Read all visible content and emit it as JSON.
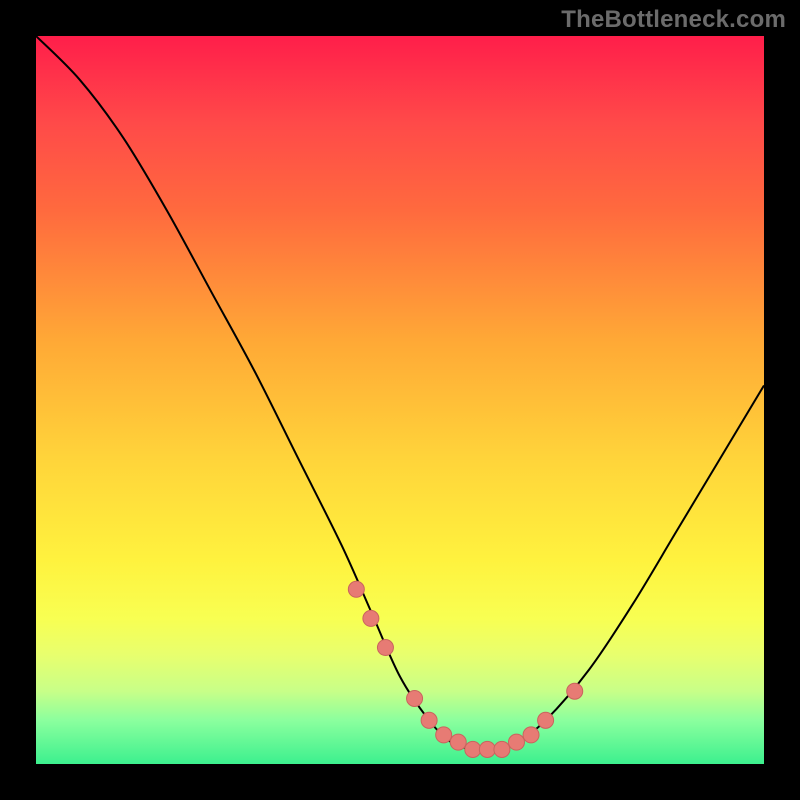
{
  "watermark": "TheBottleneck.com",
  "colors": {
    "frame": "#000000",
    "gradient_top": "#ff1e4a",
    "gradient_bottom": "#3cf08e",
    "curve": "#000000",
    "dot_fill": "#e77b74",
    "dot_stroke": "#c9645e"
  },
  "chart_data": {
    "type": "line",
    "title": "",
    "xlabel": "",
    "ylabel": "",
    "xlim": [
      0,
      100
    ],
    "ylim": [
      0,
      100
    ],
    "x": [
      0,
      6,
      12,
      18,
      24,
      30,
      36,
      42,
      46,
      50,
      54,
      57,
      60,
      63,
      66,
      70,
      76,
      82,
      88,
      94,
      100
    ],
    "values": [
      100,
      94,
      86,
      76,
      65,
      54,
      42,
      30,
      21,
      12,
      6,
      3,
      2,
      2,
      3,
      6,
      13,
      22,
      32,
      42,
      52
    ],
    "highlight_points": {
      "x": [
        44,
        46,
        48,
        52,
        54,
        56,
        58,
        60,
        62,
        64,
        66,
        68,
        70,
        74
      ],
      "values": [
        24,
        20,
        16,
        9,
        6,
        4,
        3,
        2,
        2,
        2,
        3,
        4,
        6,
        10
      ]
    },
    "dot_radius_pct": 1.1
  }
}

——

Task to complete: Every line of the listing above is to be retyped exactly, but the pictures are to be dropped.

Response:
Read all visible content and emit it as JSON.
{
  "watermark": "TheBottleneck.com",
  "colors": {
    "frame": "#000000",
    "gradient_top": "#ff1e4a",
    "gradient_bottom": "#3cf08e",
    "curve": "#000000",
    "dot_fill": "#e77b74",
    "dot_stroke": "#c9645e"
  },
  "chart_data": {
    "type": "line",
    "title": "",
    "xlabel": "",
    "ylabel": "",
    "xlim": [
      0,
      100
    ],
    "ylim": [
      0,
      100
    ],
    "x": [
      0,
      6,
      12,
      18,
      24,
      30,
      36,
      42,
      46,
      50,
      54,
      57,
      60,
      63,
      66,
      70,
      76,
      82,
      88,
      94,
      100
    ],
    "values": [
      100,
      94,
      86,
      76,
      65,
      54,
      42,
      30,
      21,
      12,
      6,
      3,
      2,
      2,
      3,
      6,
      13,
      22,
      32,
      42,
      52
    ],
    "highlight_points": {
      "x": [
        44,
        46,
        48,
        52,
        54,
        56,
        58,
        60,
        62,
        64,
        66,
        68,
        70,
        74
      ],
      "values": [
        24,
        20,
        16,
        9,
        6,
        4,
        3,
        2,
        2,
        2,
        3,
        4,
        6,
        10
      ]
    },
    "dot_radius_pct": 1.1
  }
}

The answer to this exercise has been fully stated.